  • Published
  • By Tech. Sgt. Teodoro Garza
  • 27th Special Operations Aerospace Medicine Squadron

Recently, there has been a slight spike of Fifth disease in children living in Curry County, N.M.  The Cannon Air Force Base Public Health Office has collaborated with the Cannon Pediatric Clinic and local county health departments to investigate the situation.  Normally, a rise in Fifth disease cases will frequently occur in school age children due to the nature of transmissibility.

Fifth disease is caused by a specific virus, parvovirus B19, which is highly contagious and usually begins as a mild rash on the face.  The self-limiting disease is more common in children than in adults.  A person usually gets sick within 4 to 14 days after getting infected with parvovirus B19.  The signs and symptoms are usually mild and may include fever, runny nose and headache.

After several days, you may see a red rash on the face called “slapped cheek” rash.  This rash is the most recognizable feature of the disease.  Some people may get a second rash a few days later on their chest, back, buttocks, arms or legs. The rash may be itchy, especially on the soles of the feet.
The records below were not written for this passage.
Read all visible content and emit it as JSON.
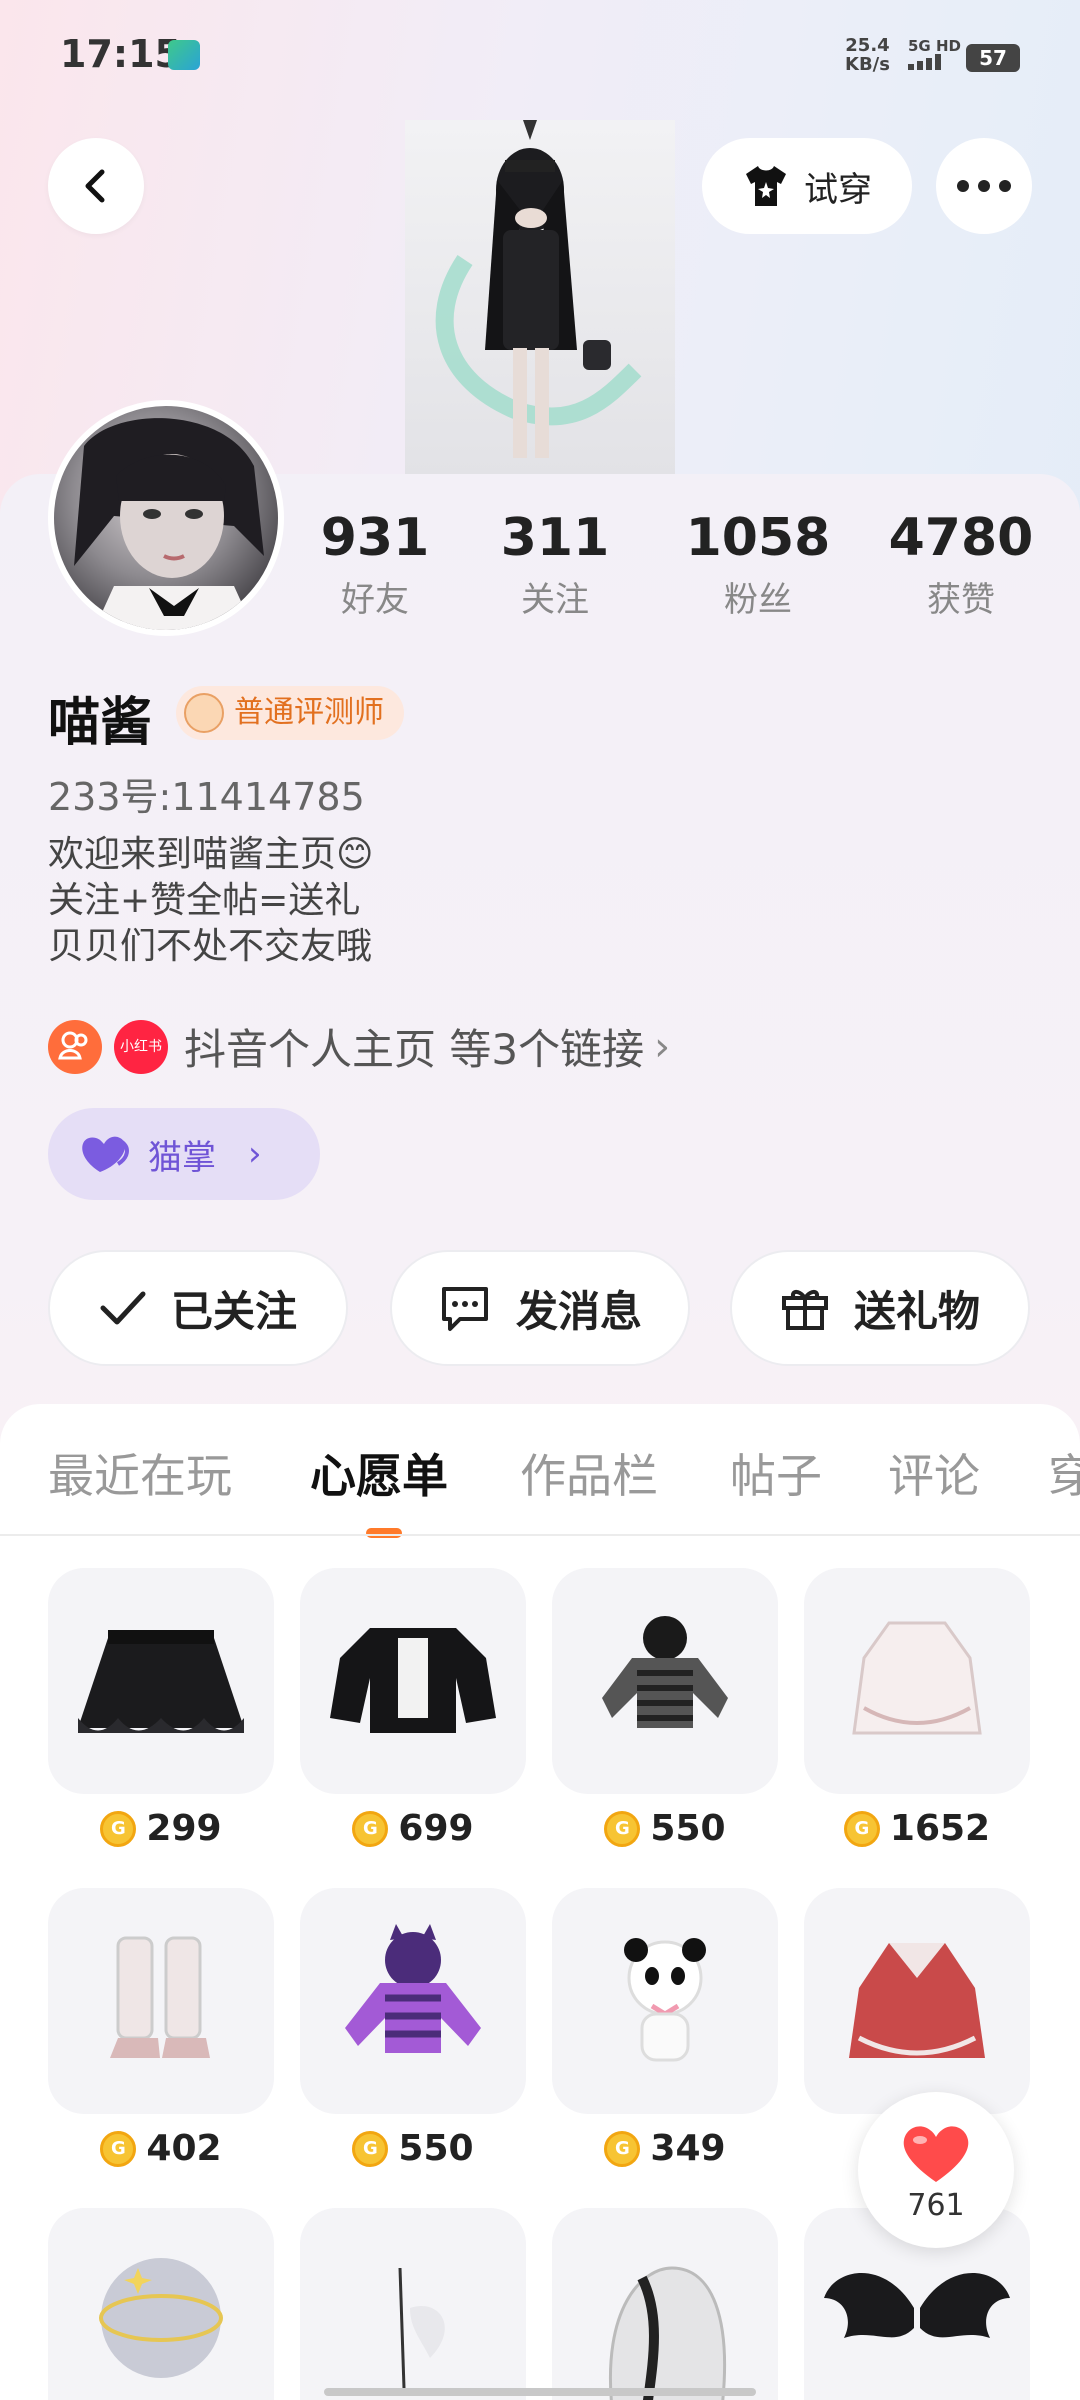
{
  "status_bar": {
    "time": "17:15",
    "net_speed_value": "25.4",
    "net_speed_unit": "KB/s",
    "network": "5G HD",
    "battery": "57"
  },
  "header": {
    "tryon_label": "试穿"
  },
  "profile": {
    "stats": [
      {
        "value": "931",
        "label": "好友"
      },
      {
        "value": "311",
        "label": "关注"
      },
      {
        "value": "1058",
        "label": "粉丝"
      },
      {
        "value": "4780",
        "label": "获赞"
      }
    ],
    "username": "喵酱",
    "badge": "普通评测师",
    "uid": "233号:11414785",
    "bio": [
      "欢迎来到喵酱主页😊",
      "关注+赞全帖=送礼",
      "贝贝们不处不交友哦"
    ],
    "link_icon2_text": "小红书",
    "links_text": "抖音个人主页 等3个链接",
    "paw_label": "猫掌"
  },
  "actions": {
    "followed": "已关注",
    "message": "发消息",
    "gift": "送礼物"
  },
  "tabs": [
    "最近在玩",
    "心愿单",
    "作品栏",
    "帖子",
    "评论",
    "穿"
  ],
  "active_tab": "心愿单",
  "wishlist": [
    {
      "price": "299",
      "icon": "black-skirt"
    },
    {
      "price": "699",
      "icon": "black-jacket"
    },
    {
      "price": "550",
      "icon": "striped-sweater"
    },
    {
      "price": "1652",
      "icon": "white-dress"
    },
    {
      "price": "402",
      "icon": "white-boots"
    },
    {
      "price": "550",
      "icon": "purple-hoodie"
    },
    {
      "price": "349",
      "icon": "panda-plush"
    },
    {
      "price": "",
      "icon": "red-outfit"
    },
    {
      "price": "",
      "icon": "galaxy-halo"
    },
    {
      "price": "",
      "icon": "white-feather"
    },
    {
      "price": "",
      "icon": "white-hair"
    },
    {
      "price": "",
      "icon": "black-wings"
    }
  ],
  "like_fab": {
    "count": "761"
  },
  "colors": {
    "accent": "#ff7a2a",
    "badge_text": "#e2701f",
    "paw": "#6f54d6",
    "coin": "#f7c433"
  }
}
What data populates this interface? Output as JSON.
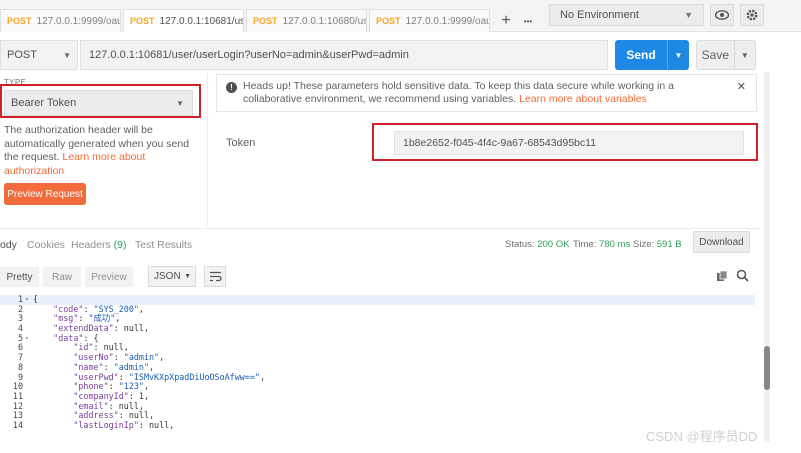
{
  "tabs": [
    {
      "method": "POST",
      "label": "127.0.0.1:9999/oaut.",
      "unsaved": true,
      "active": false
    },
    {
      "method": "POST",
      "label": "127.0.0.1:10681/us...",
      "unsaved": true,
      "active": true
    },
    {
      "method": "POST",
      "label": "127.0.0.1:10680/us...",
      "unsaved": true,
      "active": false
    },
    {
      "method": "POST",
      "label": "127.0.0.1:9999/oaut.",
      "unsaved": false,
      "active": false
    }
  ],
  "tab_add": "+",
  "tab_more": "•••",
  "environment": {
    "selected": "No Environment"
  },
  "request": {
    "method": "POST",
    "url": "127.0.0.1:10681/user/userLogin?userNo=admin&userPwd=admin",
    "send_label": "Send",
    "save_label": "Save"
  },
  "auth": {
    "type_label": "TYPE",
    "type_value": "Bearer Token",
    "description": "The authorization header will be automatically generated when you send the request.",
    "learn_more": "Learn more about authorization",
    "preview_label": "Preview Request"
  },
  "notice": {
    "text": "Heads up! These parameters hold sensitive data. To keep this data secure while working in a collaborative environment, we recommend using variables.",
    "link": "Learn more about variables"
  },
  "token": {
    "label": "Token",
    "value": "1b8e2652-f045-4f4c-9a67-68543d95bc11"
  },
  "response": {
    "tabs": [
      {
        "label": "ody",
        "active": true
      },
      {
        "label": "Cookies"
      },
      {
        "label": "Headers",
        "count": "(9)"
      },
      {
        "label": "Test Results"
      }
    ],
    "status_label": "Status:",
    "status_value": "200 OK",
    "time_label": "Time:",
    "time_value": "780 ms",
    "size_label": "Size:",
    "size_value": "591 B",
    "download_label": "Download",
    "formats": [
      "Pretty",
      "Raw",
      "Preview"
    ],
    "format_type": "JSON"
  },
  "code_lines": [
    {
      "n": "1",
      "fold": true,
      "text": "{"
    },
    {
      "n": "2",
      "text": "    \"code\": \"SYS_200\","
    },
    {
      "n": "3",
      "text": "    \"msg\": \"成功\","
    },
    {
      "n": "4",
      "text": "    \"extendData\": null,"
    },
    {
      "n": "5",
      "fold": true,
      "text": "    \"data\": {"
    },
    {
      "n": "6",
      "text": "        \"id\": null,"
    },
    {
      "n": "7",
      "text": "        \"userNo\": \"admin\","
    },
    {
      "n": "8",
      "text": "        \"name\": \"admin\","
    },
    {
      "n": "9",
      "text": "        \"userPwd\": \"ISMvKXpXpadDiUoOSoAfww==\","
    },
    {
      "n": "10",
      "text": "        \"phone\": \"123\","
    },
    {
      "n": "11",
      "text": "        \"companyId\": 1,"
    },
    {
      "n": "12",
      "text": "        \"email\": null,"
    },
    {
      "n": "13",
      "text": "        \"address\": null,"
    },
    {
      "n": "14",
      "text": "        \"lastLoginIp\": null,"
    }
  ],
  "watermark": "CSDN @程序员DD"
}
It can vary in intensity and usually dissipates after 7 to 10 days, but can reappear after several weeks.

Parvovirus B19 spreads through respiratory secretions, such as saliva or nasal mucus, when an infected person coughs or sneezes.  You are most contagious when you exhibit cold-like symptoms shortly before the onset of the rash, joint pain, and swelling.  After the rash appears, you are not likely to be contagious.  People with Fifth disease who have weakened immune systems, such as pregnant women, the elderly, infants or individuals on long term immunosuppressive medications, may be contagious for a protracted period of time.

People with Fifth disease can also develop pain and swelling in their joints.  This is more common in adults, especially women.  Some adults with Fifth disease may only have painful joints, usually in their hands, feet, or knees with no other symptoms.  The joint pain usually lasts 1 to 3 weeks, but can last for months or longer, and usually resolves itself without long-term problems. 

Fifth disease is usually mild and will resolve on its own.  Children and adults who are otherwise healthy usually completely recover.  Preventive measures include washing your hands, covering your mouth and nose when you cough or sneeze, avoiding close contact with people who are sick, and staying home if you are sick.  If you have Fifth disease, treatment usually involves relieving symptoms, such as fever, itching, joint pain, and swelling.  People who have complications from Fifth disease should see their healthcare provider for medical treatment. 

For more general information on fifth disease, please see the following references: 

For information on pregnancy and fifth disease, please see the following reference: